Help Docs: an occasional series on creating better technical documentation
Let me tell you about a bad customer/user experience I had about 15 years ago that still has me a little jaded.
One summer, back in high school, I saved every dime I made and bought one of those monstrous, all-in-one weightlifting machines.
The machine, to say the least, was overly complicated to put together, as if it had been designed in Tim Burton’s imagination—elaborate pulleys, odd parts, sharp cable wires, and bags and bags of screws and mis-matching washers (all of which I was to build with a single, impossibly small Allen wrench).
But the worst part: the instruction manual didn’t make any sense. It was incomplete, the visuals didn’t match the copy, and some of the instructions were just plain wrong. So there the machine sat, for weeks, until I was able to figure it out, free style.
Naturally, you can understand my concern now anytime I’m about to spend my hard earned money on something that requires an instruction manual.

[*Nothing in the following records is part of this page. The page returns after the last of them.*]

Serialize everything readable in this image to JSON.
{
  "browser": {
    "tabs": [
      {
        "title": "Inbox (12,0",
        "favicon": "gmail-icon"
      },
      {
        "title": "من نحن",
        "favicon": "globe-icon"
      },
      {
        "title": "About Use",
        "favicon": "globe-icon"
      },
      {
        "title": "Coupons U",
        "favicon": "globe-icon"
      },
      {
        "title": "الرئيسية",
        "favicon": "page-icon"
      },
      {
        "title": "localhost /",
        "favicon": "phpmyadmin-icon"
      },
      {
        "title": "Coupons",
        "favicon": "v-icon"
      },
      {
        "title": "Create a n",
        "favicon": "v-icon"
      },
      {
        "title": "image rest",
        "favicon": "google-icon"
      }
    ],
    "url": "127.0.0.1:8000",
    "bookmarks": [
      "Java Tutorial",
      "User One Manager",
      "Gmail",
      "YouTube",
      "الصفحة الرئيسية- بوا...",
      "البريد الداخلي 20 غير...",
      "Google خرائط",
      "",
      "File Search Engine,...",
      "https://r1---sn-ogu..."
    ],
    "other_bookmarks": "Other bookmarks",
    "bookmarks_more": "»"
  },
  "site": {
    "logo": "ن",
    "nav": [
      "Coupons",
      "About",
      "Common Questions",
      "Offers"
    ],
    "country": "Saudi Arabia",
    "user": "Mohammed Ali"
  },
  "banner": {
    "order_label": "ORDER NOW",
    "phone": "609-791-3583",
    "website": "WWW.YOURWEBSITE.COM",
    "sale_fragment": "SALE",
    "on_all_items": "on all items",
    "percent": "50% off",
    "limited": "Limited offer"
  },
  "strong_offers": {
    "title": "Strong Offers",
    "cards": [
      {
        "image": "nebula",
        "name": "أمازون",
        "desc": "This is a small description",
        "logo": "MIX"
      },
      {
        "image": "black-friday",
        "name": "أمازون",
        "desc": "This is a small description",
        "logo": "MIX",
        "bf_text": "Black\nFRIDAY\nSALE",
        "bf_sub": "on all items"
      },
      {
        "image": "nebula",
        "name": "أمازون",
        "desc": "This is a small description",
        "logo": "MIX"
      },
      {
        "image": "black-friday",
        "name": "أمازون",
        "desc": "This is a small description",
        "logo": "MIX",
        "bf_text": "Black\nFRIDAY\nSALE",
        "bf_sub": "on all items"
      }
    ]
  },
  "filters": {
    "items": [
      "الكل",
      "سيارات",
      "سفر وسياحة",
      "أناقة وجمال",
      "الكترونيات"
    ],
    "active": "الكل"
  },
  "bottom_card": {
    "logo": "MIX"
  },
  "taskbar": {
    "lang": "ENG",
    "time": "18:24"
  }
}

This, of course, includes software.
The importance of quality documentation
It should probably go without saying that software, including web apps, should also come with good technical documentation. This includes, for example, installation, configurations, and end user guidance. One common belief, however, is that if the software is designed well enough, and intuitive enough, it probably doesn’t require any documentation. Some would call that belief laughable, but I’ll be a little more lenient and say that while some software might not, most do.
If you’re lucky, and your product is used by millions, you could probably get away with including only skimpy, lazy documentation, and let third party publishers, like O’Reilly, do it for you. There’s a reason The Missing Manual: Mac OSX was a huge seller for the publisher—when I bought my last Mac, the included manual for Leopard looked like a CD insert.
If you’re not Apple, Microsoft, or Adobe, you’ll probably need to be a little more comprehensive.
Here at Newtek, we definitely understand the importance of good documentation, and we continually work to improve, expand, and enhance the documentation we provide. Last year, for instance, we upgraded our KB system to a new platform, and have since incorporated more visual and video based articles. More recently, we began including a cookbook for dedicated servers to make initial setup easier.
In this occasional series, we’ll discuss best practices, provide tips, and review tools that can help your development shop create better, user-friendly documentation—whether that documentation is for end users, IT professionals, or the technically challenged. Stay tuned for the first post in the series, where we’ll discuss an easy and free tool to mark up screen shots.